    Step 10: Finishing up 

    Once the fibre is all in a nice roll, you are done. This type of a roll of fibres is known in spinning as a rolag.

    Once you have a rolag, you can spin these fibres into yarn. To learn how to do this, go to the Recycling Yarn Part 2: Spinning activity.

Yarn is a long continuous length of interlocked fibres. By pulling the yarn apart, you are taking the fibres back to the state they were in before they were made into yarn.

Fibres that come from plants and animals, such wool, apaca, cotton, and linen, are relatively short. They are a lot like the fibres you made. They also tend to be kinky, much like curly hair. You can see this in the closeup of the thread made of wool below. Each of the little hair-like strands is a fibre of wool.

Close up photo of wood thread
Extreme closeup of a thread made of wool (Source: Anneliese Gruenwald-Maerkl via iStockphoto)

The shape of these fibres lets them hook onto each other. This is why they are good for making yarn. 

However, most of the yarns we use are not made from natural sources. They are often made from synthetic materials such as polyester, polypropylene, and acrylic. These yarns are not made from short fibres. Instead we make these yarns by twisting together long filaments of the material. The material is first melted into a liquid. The filaments are then made by pushing this liquid through narrow tubes. These tubes are called spinnerets. When the liquid cools, it forms a thread. Synthetic threads are more durable than threads made from natural fibres. 

Did you know?

The word “spinneret” comes from the silk-spinning organ of a spider or insect.

Synthetic fibres can be made in any colour.
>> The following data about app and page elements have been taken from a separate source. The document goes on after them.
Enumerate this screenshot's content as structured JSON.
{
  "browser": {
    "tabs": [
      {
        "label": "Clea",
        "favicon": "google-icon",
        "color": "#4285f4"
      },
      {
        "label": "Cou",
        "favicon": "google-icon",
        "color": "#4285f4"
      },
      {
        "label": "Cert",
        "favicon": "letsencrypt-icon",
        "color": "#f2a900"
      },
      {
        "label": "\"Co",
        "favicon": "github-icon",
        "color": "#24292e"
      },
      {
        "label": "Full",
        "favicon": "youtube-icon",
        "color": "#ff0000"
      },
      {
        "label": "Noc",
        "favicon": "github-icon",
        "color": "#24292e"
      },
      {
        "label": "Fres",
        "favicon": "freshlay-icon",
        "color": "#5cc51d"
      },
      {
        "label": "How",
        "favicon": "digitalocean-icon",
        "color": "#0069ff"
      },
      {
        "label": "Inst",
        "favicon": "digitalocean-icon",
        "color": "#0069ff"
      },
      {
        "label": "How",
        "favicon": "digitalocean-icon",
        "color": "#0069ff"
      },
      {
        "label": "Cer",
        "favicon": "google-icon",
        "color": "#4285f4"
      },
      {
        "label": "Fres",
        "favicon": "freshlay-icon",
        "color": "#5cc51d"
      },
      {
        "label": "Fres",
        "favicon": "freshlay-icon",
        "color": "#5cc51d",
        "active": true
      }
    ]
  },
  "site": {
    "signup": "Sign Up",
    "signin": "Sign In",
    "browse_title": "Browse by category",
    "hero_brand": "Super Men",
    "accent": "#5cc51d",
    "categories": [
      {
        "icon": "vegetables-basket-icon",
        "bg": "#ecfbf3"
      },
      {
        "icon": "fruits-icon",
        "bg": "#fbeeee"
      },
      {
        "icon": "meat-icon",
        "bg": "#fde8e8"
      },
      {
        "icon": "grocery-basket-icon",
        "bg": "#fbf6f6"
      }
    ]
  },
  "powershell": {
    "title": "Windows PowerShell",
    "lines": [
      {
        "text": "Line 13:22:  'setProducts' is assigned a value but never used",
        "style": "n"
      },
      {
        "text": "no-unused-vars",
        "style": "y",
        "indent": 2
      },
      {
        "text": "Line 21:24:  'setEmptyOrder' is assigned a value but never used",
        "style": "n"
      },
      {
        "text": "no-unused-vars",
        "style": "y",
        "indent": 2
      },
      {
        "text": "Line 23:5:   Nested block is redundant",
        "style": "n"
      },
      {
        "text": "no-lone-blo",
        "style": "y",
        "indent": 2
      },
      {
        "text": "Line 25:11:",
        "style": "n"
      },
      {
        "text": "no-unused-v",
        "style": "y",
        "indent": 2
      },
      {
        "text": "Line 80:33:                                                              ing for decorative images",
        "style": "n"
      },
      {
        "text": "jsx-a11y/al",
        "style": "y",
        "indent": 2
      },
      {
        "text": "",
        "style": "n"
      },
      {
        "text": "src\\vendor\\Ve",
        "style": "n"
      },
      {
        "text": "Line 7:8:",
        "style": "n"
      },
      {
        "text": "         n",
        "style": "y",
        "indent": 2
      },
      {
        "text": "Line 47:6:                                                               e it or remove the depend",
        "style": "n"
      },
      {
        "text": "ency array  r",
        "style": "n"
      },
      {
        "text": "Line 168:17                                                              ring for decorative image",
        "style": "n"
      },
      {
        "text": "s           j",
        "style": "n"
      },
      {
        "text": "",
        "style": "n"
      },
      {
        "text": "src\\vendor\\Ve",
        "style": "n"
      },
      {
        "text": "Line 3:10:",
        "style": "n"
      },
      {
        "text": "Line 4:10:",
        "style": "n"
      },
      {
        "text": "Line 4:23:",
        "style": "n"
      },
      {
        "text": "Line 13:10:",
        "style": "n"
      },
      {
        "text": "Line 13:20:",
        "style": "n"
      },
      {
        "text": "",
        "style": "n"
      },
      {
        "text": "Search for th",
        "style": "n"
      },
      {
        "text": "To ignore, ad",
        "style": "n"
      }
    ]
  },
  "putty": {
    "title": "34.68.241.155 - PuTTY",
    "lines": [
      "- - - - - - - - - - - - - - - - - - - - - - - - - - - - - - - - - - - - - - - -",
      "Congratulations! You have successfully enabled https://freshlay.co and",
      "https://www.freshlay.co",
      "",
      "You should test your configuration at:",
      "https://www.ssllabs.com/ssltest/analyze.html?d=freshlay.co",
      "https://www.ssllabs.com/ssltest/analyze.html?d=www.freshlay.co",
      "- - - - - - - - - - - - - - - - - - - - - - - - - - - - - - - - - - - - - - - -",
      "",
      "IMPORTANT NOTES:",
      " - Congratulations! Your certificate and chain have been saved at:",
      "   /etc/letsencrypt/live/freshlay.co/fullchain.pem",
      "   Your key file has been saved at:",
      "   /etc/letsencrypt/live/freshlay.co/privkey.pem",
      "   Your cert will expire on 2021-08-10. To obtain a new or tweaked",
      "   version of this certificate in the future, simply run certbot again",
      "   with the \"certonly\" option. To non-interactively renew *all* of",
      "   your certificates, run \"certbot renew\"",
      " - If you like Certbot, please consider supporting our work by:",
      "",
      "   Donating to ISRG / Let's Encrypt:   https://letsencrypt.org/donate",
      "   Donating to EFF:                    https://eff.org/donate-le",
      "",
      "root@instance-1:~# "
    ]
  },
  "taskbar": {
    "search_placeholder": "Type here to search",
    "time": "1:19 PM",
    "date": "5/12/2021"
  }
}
They can also be stretchy, and can be designed to have other characteristics that people want. Most synthetic fibres are very long, which is why the yarn was cut in this activity. Other synthetic yarns are made from short fibres. This is so that they feel and act more like yarns made from natural fibres.

Partly recycled yarn by Loops & Threads
Yarn from Eco-Brights™ (Source: Kim Taylor. Used with permission.)

It is not uncommon for knit garments to get holes in them. These holes can often be repaired by someone who knows about knitting. But for those who do not, the garment will likely be thrown away. Instead of ending up in a landfill, the fibres from these garments can be recycled. Whole new garments and other things can be made from them!

Some companies are creating businesses around doing just that. For example, Loops & Threads® yarns are partly made from recycled plastic.

You can read about other companies in this article about Clothing and Textile Recycling startups

  • Unply a longer piece of yarn. Are the fibres made from long single filaments, or short filaments?
  • Make your own blend of yarn by using fibres from a variety of yarns. Swap some with a friend to make a custom blend that you can share.
  • Try brushing out different types of yarns. Which is easiest to work with?
  • Thick chunks of fibre like the ones made here can add interesting texture to weaving projects. 
  • It is also possible to donate leftover yarn. Find out which charities or organizations near you will accept yarn.

In this video (4:14 min.), see how to recycle fibres from yarn scraps into stuffing you can use for other projects.

In this video (7:44 min.) learn how to unravel a sweater so that you can use the yarn later. 

Get some inspiration for cool yarns spun from recycled scrap yarns.

This article, from How Products are Made, is about how yarns are made.